Successfully transitioning land from one generation to another can be a huge challenge. How can family farms and ranches be kept productive and sustainable while the interests of both senior and succeeding generations are fully served? AVLT’s November 22nd Farm and Ranch Succession Planning Workshop addressed these difficult questions.
Roughly three quarters of the farms and ranches in the US will change hands over the next decade. Such change affects our food system, as it opens the possibilities of land division and development, both of which can result in removing significant amounts of land from agriculture.
The AVLT workshop brought these issues home to 75 participants, including a multi-generational group of 47 farmers and ranchers. The workshop delved into the basics of succession planning–how to structure a farm or ranch business to keep it in the family, what to include in a will/estate plan and how to avoid unnecessary taxes. The dynamics of family communication, including how to run a family meeting, were also explored.
The senior generation voiced concerns about:
- When to retire and how to finance it;
- Keeping their legacy going;
- Fears about the changes the new generation would want to institute;
- Being fair to all of their heirs, including those having no interest in the farm/ranch;
- Teaching their heirs farming/ranching skills;
- Providing for their farms or ranches when they had no direct heirs;
- Protecting the sustainability of their land; and
- Learning to gracefully relinquish the role of decision maker.
The successor generation expressed concerns about:
- Carrying out the wishes of their parents;
- Respecting their parents’ lifetimes of hard work, while questioning whether such a lifestyle was for them.
- Deciding whether the farm/ranch business is viable;
- The difficulties of reaching consensus with the family members running the business; and
- Determining whether they actually want to live on the farm/ranch.
The workshop featured presentations by professionals designed to address the questions of both generations and to initiate the process of the transition.
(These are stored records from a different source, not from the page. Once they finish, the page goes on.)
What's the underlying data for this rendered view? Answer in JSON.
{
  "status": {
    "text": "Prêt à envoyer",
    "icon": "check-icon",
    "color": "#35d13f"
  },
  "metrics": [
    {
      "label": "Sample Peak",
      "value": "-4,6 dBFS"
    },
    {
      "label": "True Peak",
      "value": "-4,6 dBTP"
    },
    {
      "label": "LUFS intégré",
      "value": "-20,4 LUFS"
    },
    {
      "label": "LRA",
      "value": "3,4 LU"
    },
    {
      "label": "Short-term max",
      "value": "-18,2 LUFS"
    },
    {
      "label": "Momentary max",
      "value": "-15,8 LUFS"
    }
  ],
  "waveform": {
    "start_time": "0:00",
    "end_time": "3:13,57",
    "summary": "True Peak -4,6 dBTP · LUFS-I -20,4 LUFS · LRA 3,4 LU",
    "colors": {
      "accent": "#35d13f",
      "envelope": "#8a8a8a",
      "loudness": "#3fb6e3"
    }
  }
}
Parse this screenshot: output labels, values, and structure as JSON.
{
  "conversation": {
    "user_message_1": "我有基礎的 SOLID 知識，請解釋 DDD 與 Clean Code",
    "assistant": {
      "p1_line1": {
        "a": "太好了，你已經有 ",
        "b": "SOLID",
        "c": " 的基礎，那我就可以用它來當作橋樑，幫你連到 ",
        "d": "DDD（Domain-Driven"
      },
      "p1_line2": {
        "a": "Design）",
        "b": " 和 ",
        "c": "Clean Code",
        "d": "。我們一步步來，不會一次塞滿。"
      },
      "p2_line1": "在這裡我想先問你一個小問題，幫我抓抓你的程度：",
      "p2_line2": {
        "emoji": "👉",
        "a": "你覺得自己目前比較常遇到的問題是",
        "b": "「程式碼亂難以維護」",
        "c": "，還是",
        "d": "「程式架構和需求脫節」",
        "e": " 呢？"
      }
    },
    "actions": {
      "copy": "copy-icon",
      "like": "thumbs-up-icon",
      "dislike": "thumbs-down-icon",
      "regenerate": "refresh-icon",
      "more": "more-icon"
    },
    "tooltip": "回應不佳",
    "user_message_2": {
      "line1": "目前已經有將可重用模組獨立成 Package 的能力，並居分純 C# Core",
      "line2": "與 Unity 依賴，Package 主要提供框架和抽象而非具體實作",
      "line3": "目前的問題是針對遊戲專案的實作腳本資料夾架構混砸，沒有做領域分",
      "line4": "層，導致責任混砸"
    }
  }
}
Each speaker outlined, within his or her area of expertise, what a successful transition might involve and what options participants might consider for achieving important goals, such as not having to sell or divide the land because heirs cannot agree or do not have the skills to make the business work. Each speaker emphasized that it is never too early to start planning. The presenters who kept this active audience in their chairs all day shared pivotal information in a clear format: Reggie Knox, Executive Director of CA FarmLink spoke on “What is Succession Planning and Why Do It?”; Olivia Boyce-Abel of Family Lands Consulting offered “Meet Your Peers” and “Successful Communication at Family Meetings”; Rod Carter of Northern California Farm Credit Business Consulting presented “Transferring the Business”; Steven Johnson of Mannon, King and Johnson offered “Estate Planning Nuts and Bolts”; and Michael Delbar from California Rangeland Trust outlined “How a Conservation Easement Could Fit the Estate Plan”.
During lunch, Mac Magruder and his daughter Grace shared the gauntlet their family had to run in holding on to their ranch. Mac Magruder is the fourth generation to shape his family’s property in Potter Valley. His grandparents raised sheep and his father farmed pears and cattle. Mac grew up helping on the ranch, went away to college and graduate school, and returned to Potter Valley in 1976 to take over management of the ranch. Grace now takes part in the successful ranch business and has added new facets.
The Farm and Ranch Succession workshop was the third in a five-part series, A Legacy of Working Lands—Preserving Anderson Valley’s Heritage. A low-cost clinic for participants from the 11/22/13 workshop featuring individual sessions with professionals will be held early in 2014. Part two of the Ties to the Land Workshop given by UC Extension with Greg Giusti on timberland succession will be held on January 30th. This session will focus on estate planning for timberland owners. If you did not attend part one of the Ties to the Land workshop and would like to register for part two, please call Shelly at 895-3150.
We would like to thank the Community Foundation of Mendocino County for granting us a Community Enrichment Grant to host these workshops at nominal cost to the participants. Additional sponsorship assistance came from the East Bay Community Foundation, Savings Bank of Mendocino, California Rangeland Trust, Mendocino Land Trust, Navarro River Resource Center, Anderson Valley Solar Grange, The Toll House, and the Boonville General Store.
The Farm and Ranch Succession Planning Workshop is built on a model developed by California FarmLink with the Center for Land-Based Learning. Special thanks and appreciation goes to Kendra Johnson, a board member and consultant to California FarmLink, who coached AVLT and Mendocino Land Trust board members, local professionals, and natural resource agency personnel to host the workshop and to Ariana Reguzzoni, California FarmLink’s Northern California Coordinator.